What was the "snow-storm in August"?
In 1835, the mob went about first trying to lynch Arthur Bowen, the boy who had been charged with attempting to murder his mistress. But he was in jail and they couldn't get to him. So the mob took out its fury on the most successful black man in town, Beverly Snow, who was a free man of color and who opened the first restaurant in Washington. [Snow] escaped, but the people of Washington, in a kind of sardonic reference, always described the riot after that as a "snow-storm."
How is this story relevant today?
The division between the pro- and the antislavery forces crystallized in these years, and it emerges in Congress really in 1835, right after the riot.

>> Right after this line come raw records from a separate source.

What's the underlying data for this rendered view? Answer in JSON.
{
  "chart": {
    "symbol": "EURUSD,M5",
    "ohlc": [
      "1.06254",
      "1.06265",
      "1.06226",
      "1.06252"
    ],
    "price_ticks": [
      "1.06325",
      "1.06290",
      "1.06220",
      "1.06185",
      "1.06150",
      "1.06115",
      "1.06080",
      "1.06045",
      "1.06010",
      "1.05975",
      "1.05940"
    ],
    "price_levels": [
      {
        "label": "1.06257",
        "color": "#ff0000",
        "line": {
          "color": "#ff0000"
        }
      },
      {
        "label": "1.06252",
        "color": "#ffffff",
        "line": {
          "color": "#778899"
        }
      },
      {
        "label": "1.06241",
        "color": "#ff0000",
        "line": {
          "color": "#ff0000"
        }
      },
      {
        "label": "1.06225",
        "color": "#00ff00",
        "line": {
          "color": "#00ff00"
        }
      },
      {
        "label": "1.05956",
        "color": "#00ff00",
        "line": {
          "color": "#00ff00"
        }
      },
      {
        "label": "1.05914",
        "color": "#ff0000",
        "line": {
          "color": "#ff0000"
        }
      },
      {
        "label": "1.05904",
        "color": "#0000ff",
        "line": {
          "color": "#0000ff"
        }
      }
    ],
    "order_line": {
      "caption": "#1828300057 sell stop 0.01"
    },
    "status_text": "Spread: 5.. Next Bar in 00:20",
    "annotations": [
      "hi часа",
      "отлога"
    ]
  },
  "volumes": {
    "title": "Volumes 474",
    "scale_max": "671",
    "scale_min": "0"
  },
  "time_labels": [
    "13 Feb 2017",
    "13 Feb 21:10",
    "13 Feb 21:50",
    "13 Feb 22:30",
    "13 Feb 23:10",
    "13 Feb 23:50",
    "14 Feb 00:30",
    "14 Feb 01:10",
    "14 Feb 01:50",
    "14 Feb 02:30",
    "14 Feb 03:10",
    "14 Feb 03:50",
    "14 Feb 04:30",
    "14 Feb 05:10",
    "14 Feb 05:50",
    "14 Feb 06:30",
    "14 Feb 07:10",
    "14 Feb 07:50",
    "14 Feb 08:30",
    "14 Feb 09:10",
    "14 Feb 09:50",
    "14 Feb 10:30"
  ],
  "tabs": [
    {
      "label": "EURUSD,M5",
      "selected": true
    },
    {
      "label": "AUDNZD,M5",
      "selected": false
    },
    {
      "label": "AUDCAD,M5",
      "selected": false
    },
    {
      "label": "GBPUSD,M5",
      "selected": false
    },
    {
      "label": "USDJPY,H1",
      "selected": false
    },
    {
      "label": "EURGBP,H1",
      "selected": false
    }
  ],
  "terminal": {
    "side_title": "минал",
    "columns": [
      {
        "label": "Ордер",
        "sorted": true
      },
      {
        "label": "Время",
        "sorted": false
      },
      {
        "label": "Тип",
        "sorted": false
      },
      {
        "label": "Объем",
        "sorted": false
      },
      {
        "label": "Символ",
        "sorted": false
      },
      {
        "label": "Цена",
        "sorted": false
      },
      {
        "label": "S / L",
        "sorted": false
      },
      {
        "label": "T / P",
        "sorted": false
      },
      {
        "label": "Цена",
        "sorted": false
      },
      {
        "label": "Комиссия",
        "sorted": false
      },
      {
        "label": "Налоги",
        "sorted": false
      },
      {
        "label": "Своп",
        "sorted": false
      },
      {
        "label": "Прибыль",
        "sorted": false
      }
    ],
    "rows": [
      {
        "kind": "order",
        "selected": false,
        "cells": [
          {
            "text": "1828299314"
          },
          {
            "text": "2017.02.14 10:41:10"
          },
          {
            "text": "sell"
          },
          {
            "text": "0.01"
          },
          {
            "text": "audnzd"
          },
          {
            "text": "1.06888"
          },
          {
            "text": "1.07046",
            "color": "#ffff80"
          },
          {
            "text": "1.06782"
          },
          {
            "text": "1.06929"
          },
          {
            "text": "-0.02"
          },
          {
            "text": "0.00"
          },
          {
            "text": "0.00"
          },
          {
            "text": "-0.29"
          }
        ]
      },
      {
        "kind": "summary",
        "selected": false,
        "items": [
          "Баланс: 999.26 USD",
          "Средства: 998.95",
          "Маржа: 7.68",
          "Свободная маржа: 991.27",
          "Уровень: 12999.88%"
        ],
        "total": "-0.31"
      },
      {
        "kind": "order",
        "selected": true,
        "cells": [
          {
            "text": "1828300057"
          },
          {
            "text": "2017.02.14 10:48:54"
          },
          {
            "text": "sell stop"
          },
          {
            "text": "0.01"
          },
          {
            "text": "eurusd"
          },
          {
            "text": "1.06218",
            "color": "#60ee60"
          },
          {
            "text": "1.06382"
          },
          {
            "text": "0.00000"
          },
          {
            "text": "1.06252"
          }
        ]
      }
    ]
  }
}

If you look at our electoral map today, those [divisions] correspond roughly to the divisions between our red states and blue states.
- Read the U.S. News Debate: Who Won the First Debate Between Mitt Romney and Barack Obama?
- Read Mort Zuckerman: Why the Country Is Unhappy Under Obama
- Read Leslie Marshall: Lara Logan Forgot She Is a Journalist